The entries need to be copied exactly as they stand, images left out.

(Records drawn from a dataset)

==================================================

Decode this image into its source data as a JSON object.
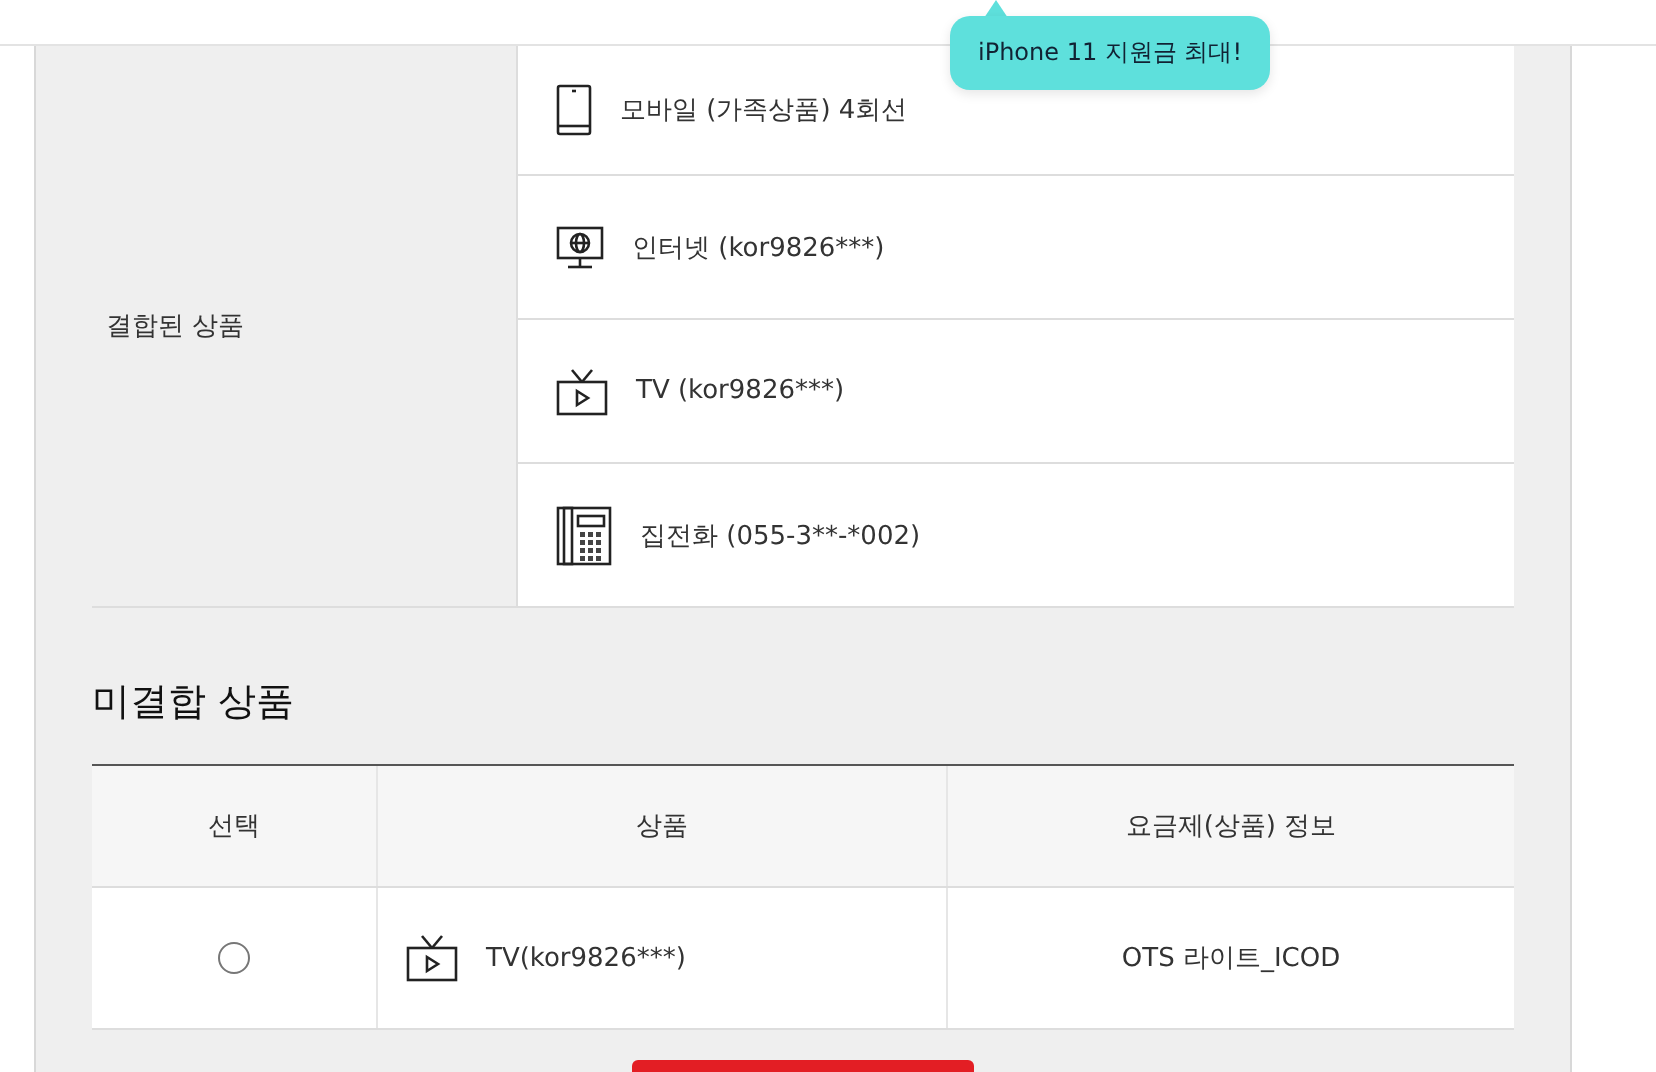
{
  "tooltip": {
    "text": "iPhone 11 지원금 최대!"
  },
  "combined": {
    "label": "결합된 상품",
    "items": [
      {
        "kind": "mobile",
        "text": "모바일 (가족상품) 4회선"
      },
      {
        "kind": "internet",
        "text": "인터넷 (kor9826***)"
      },
      {
        "kind": "tv",
        "text": "TV (kor9826***)"
      },
      {
        "kind": "phone",
        "text": "집전화 (055-3**-*002)"
      }
    ]
  },
  "uncombined": {
    "title": "미결합 상품",
    "columns": [
      "선택",
      "상품",
      "요금제(상품) 정보"
    ],
    "rows": [
      {
        "selected": false,
        "kind": "tv",
        "product": "TV(kor9826***)",
        "plan": "OTS 라이트_ICOD"
      }
    ]
  }
}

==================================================

— Exercise result —
Decode this image into its source data as a JSON object.
{
  "tooltip": {
    "text": "iPhone 11 지원금 최대!"
  },
  "combined": {
    "label": "결합된 상품",
    "items": [
      {
        "kind": "mobile",
        "text": "모바일 (가족상품) 4회선"
      },
      {
        "kind": "internet",
        "text": "인터넷 (kor9826***)"
      },
      {
        "kind": "tv",
        "text": "TV (kor9826***)"
      },
      {
        "kind": "phone",
        "text": "집전화 (055-3**-*002)"
      }
    ]
  },
  "uncombined": {
    "title": "미결합 상품",
    "columns": [
      "선택",
      "상품",
      "요금제(상품) 정보"
    ],
    "rows": [
      {
        "selected": false,
        "kind": "tv",
        "product": "TV(kor9826***)",
        "plan": "OTS 라이트_ICOD"
      }
    ]
  }
}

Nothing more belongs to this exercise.